Curious, welcoming, inquisitive, friendly, outgoing, hardworking, resilient, and friendly again for good measure – these are all words that very well describe Nepali people. I’ve been lucky enough to visit their country nearly 10 times and have been overwhelmed by how incredibly welcoming and seemingly happy they are, each and every time. Whether it’s in the capital Kathmandu, or a far-flung rural village, it’s the same vibe and reception time and time again – warm smiles and inquisitive questions.
What’s more is that this nation of 30 million is made up of roughly 90 distinct ethnic groups, and each I’ve met seems to have an infectious sense of hospitality, grace, and kind spirit. When magnitude earthquakes hit the country on April 25 and May 12, my mind, like many peoples’, was on the Nepali people, imagining their struggle, wishing I could take on some of the burden, and knowing that despite being from one of the least developed corners of the planet, they’d soldier on and emerge stronger.
Living in a Kuala Lumpur condo, the 13 security guards at my building are all Nepali. From the day the first quake hit, they managed to maintain a game face despite knowing what was happening at home. Part way through multi-year contracts and saving money, jumping a plane home wasn’t an option. They are stuck here. A couple of them lost direct family members, homes, and their communities have no doubt been rocked in ways I can’t comprehend. But there they are, smiling and be friendly to me. Wow – champions. Nepali people show their indelible spirit again.
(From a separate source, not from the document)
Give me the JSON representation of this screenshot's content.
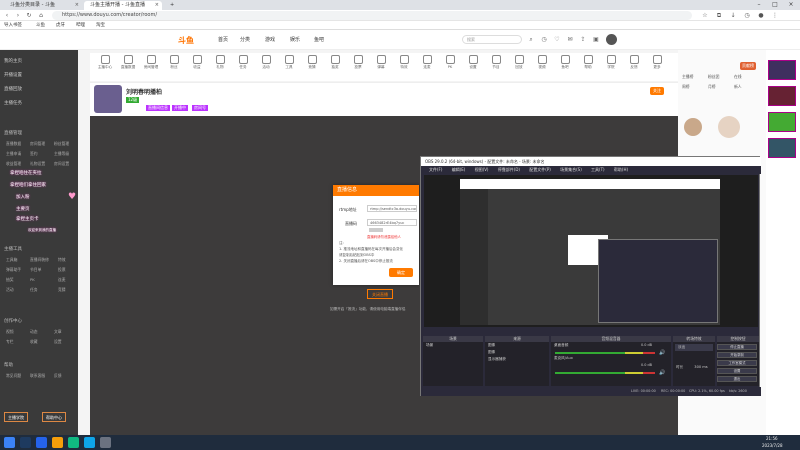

I’ve been thinking about my experiences and personal exchanges in Nepal for the last couple of months, trying to come to grips with what’s happened to some of my favorite people in the world, longing to set foot back in their borders. And I will, not only because my thirst for this nation will likely never be quenched, but visiting and spending money is the best thing I can do to help.
While just 600,000 people visit Nepal each year, a study suggests that every tourist provides income for nine persons: from your guide to the farmer growing food you and your trekking crew eat, the trickle-down-effect is sizeable. What’s of great concern to Nepalis and expats in Nepal I’ve talked to since the quakes is the ‘second-disaster’ scheduled to hit in October-November 2015 – tourists not coming. This period is one of two peak seasons for tourists. If they don’t come, the money doesn’t flow in, and 5.4 million people from all walks of life don’t get the wage they’ve come to depend on.
So let me wind-up by being very clear: Nepal is one of the most intriguing, captivating, and friendly places I’ve ever been. It’s a big small country, so mountainous that if you flattened it, it would be 25 times larger. There’s a rudimentary road network, meaning you walk 30 minutes off (and up from) any road and you’ll walk days without seeing another tarmac strip. Hell, you may not see another road, period. This means there are many lifetimes worth of trails, corners, peaks, and villages to visit. And around each bend, at every crest, and in all peak-side teashops, you’ll be greeted by vibrant, welcoming faces; belonging to people whose spirit will dazzle you.
Two travel companies that do great trips in Nepal: